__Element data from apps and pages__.
►

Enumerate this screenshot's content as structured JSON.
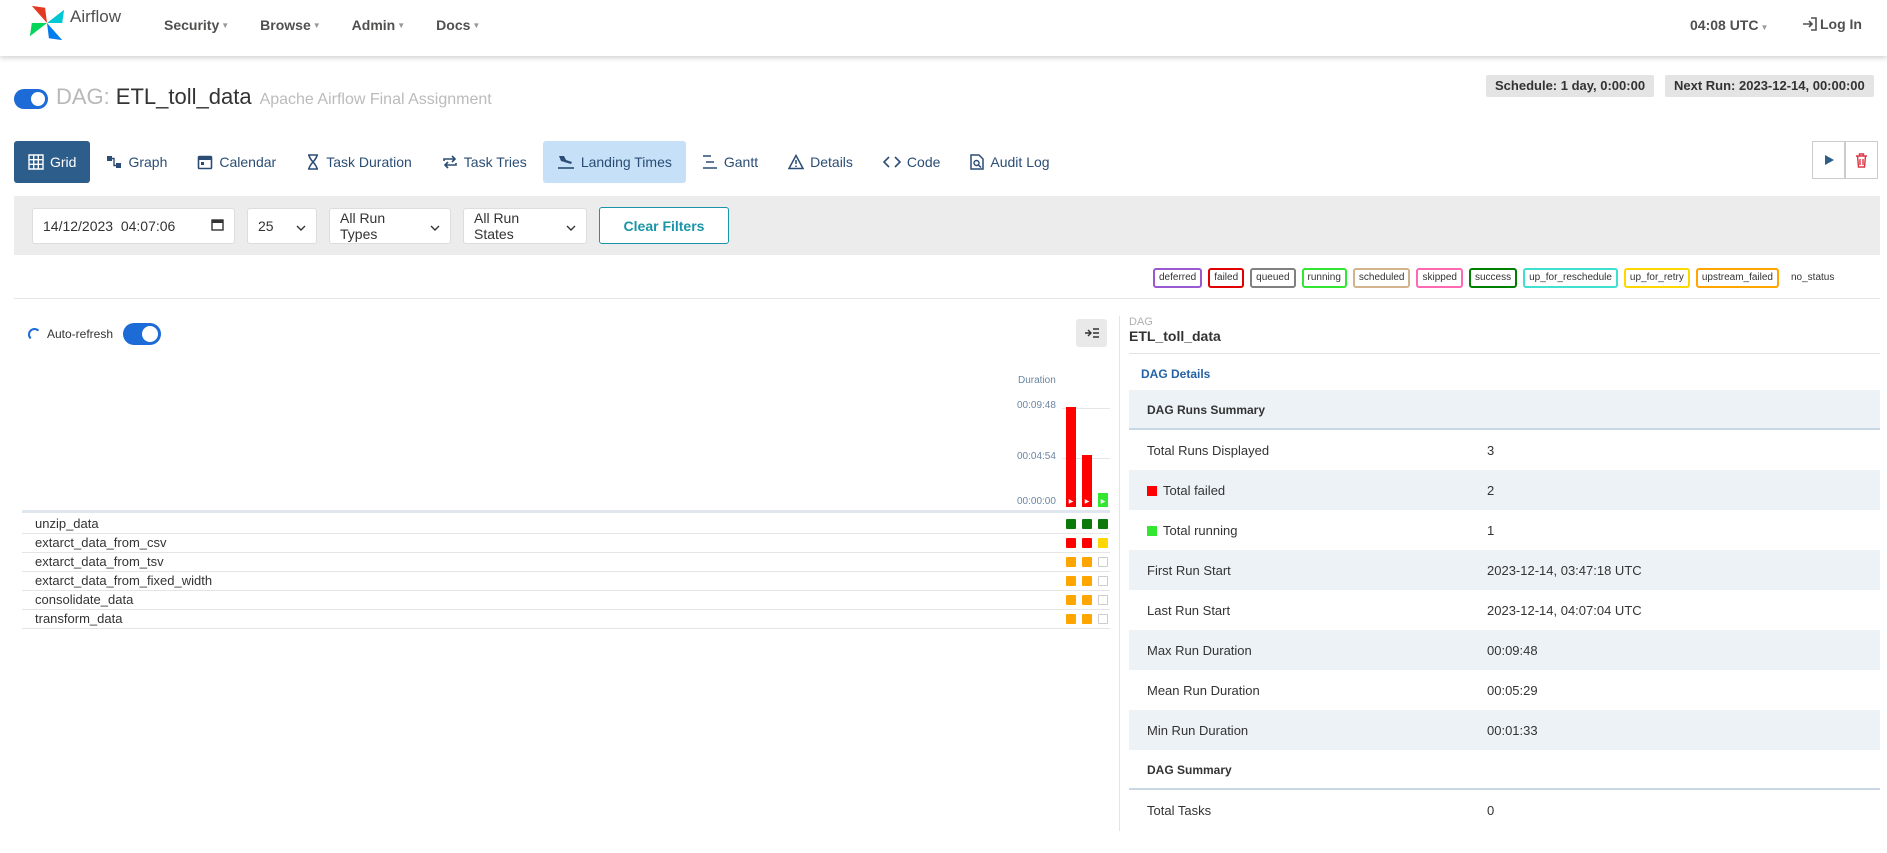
{
  "navbar": {
    "brand": "Airflow",
    "menu": [
      {
        "label": "Security"
      },
      {
        "label": "Browse"
      },
      {
        "label": "Admin"
      },
      {
        "label": "Docs"
      }
    ],
    "time": "04:08 UTC",
    "login": "Log In"
  },
  "dag": {
    "prefix": "DAG:",
    "id": "ETL_toll_data",
    "description": "Apache Airflow Final Assignment",
    "schedule": "Schedule: 1 day, 0:00:00",
    "next_run": "Next Run: 2023-12-14, 00:00:00",
    "paused": false
  },
  "tabs": [
    {
      "label": "Grid",
      "icon": "grid-icon"
    },
    {
      "label": "Graph",
      "icon": "graph-icon"
    },
    {
      "label": "Calendar",
      "icon": "calendar-icon"
    },
    {
      "label": "Task Duration",
      "icon": "hourglass-icon"
    },
    {
      "label": "Task Tries",
      "icon": "repeat-icon"
    },
    {
      "label": "Landing Times",
      "icon": "plane-landing-icon"
    },
    {
      "label": "Gantt",
      "icon": "gantt-icon"
    },
    {
      "label": "Details",
      "icon": "warning-triangle-icon"
    },
    {
      "label": "Code",
      "icon": "code-icon"
    },
    {
      "label": "Audit Log",
      "icon": "file-search-icon"
    }
  ],
  "filters": {
    "date": "14/12/2023  04:07:06",
    "num_runs": "25",
    "run_type": "All Run Types",
    "run_state": "All Run States",
    "clear": "Clear Filters"
  },
  "legend": [
    {
      "label": "deferred",
      "color": "#9b59d0"
    },
    {
      "label": "failed",
      "color": "#e00000"
    },
    {
      "label": "queued",
      "color": "#808080"
    },
    {
      "label": "running",
      "color": "#32e632"
    },
    {
      "label": "scheduled",
      "color": "#d2b48c"
    },
    {
      "label": "skipped",
      "color": "#ff69b4"
    },
    {
      "label": "success",
      "color": "#008000"
    },
    {
      "label": "up_for_reschedule",
      "color": "#40e0d0"
    },
    {
      "label": "up_for_retry",
      "color": "#ffd700"
    },
    {
      "label": "upstream_failed",
      "color": "#ffa500"
    },
    {
      "label": "no_status",
      "color": "transparent"
    }
  ],
  "grid": {
    "auto_refresh": "Auto-refresh",
    "duration_label": "Duration",
    "ticks": [
      "00:09:48",
      "00:04:54",
      "00:00:00"
    ],
    "run_fraction_of_max": [
      1.0,
      0.52,
      0.14
    ],
    "run_colors": [
      "#ff0000",
      "#ff0000",
      "#32e632"
    ],
    "tasks": [
      {
        "name": "unzip_data",
        "states": [
          "#0b7a0b",
          "#0b7a0b",
          "#0b7a0b"
        ]
      },
      {
        "name": "extarct_data_from_csv",
        "states": [
          "#ff0000",
          "#ff0000",
          "#ffd700"
        ]
      },
      {
        "name": "extarct_data_from_tsv",
        "states": [
          "#ffa500",
          "#ffa500",
          "empty"
        ]
      },
      {
        "name": "extarct_data_from_fixed_width",
        "states": [
          "#ffa500",
          "#ffa500",
          "empty"
        ]
      },
      {
        "name": "consolidate_data",
        "states": [
          "#ffa500",
          "#ffa500",
          "empty"
        ]
      },
      {
        "name": "transform_data",
        "states": [
          "#ffa500",
          "#ffa500",
          "empty"
        ]
      }
    ]
  },
  "details": {
    "small_label": "DAG",
    "title": "ETL_toll_data",
    "link": "DAG Details",
    "runs_summary_header": "DAG Runs Summary",
    "rows": [
      {
        "k": "Total Runs Displayed",
        "v": "3"
      },
      {
        "k": "Total failed",
        "v": "2",
        "dot": "#ff0000"
      },
      {
        "k": "Total running",
        "v": "1",
        "dot": "#32e632"
      },
      {
        "k": "First Run Start",
        "v": "2023-12-14, 03:47:18 UTC"
      },
      {
        "k": "Last Run Start",
        "v": "2023-12-14, 04:07:04 UTC"
      },
      {
        "k": "Max Run Duration",
        "v": "00:09:48"
      },
      {
        "k": "Mean Run Duration",
        "v": "00:05:29"
      },
      {
        "k": "Min Run Duration",
        "v": "00:01:33"
      }
    ],
    "dag_summary_header": "DAG Summary",
    "summary_rows": [
      {
        "k": "Total Tasks",
        "v": "0"
      }
    ]
  }
}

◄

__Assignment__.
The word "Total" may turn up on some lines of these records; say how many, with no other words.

__The answer__.
4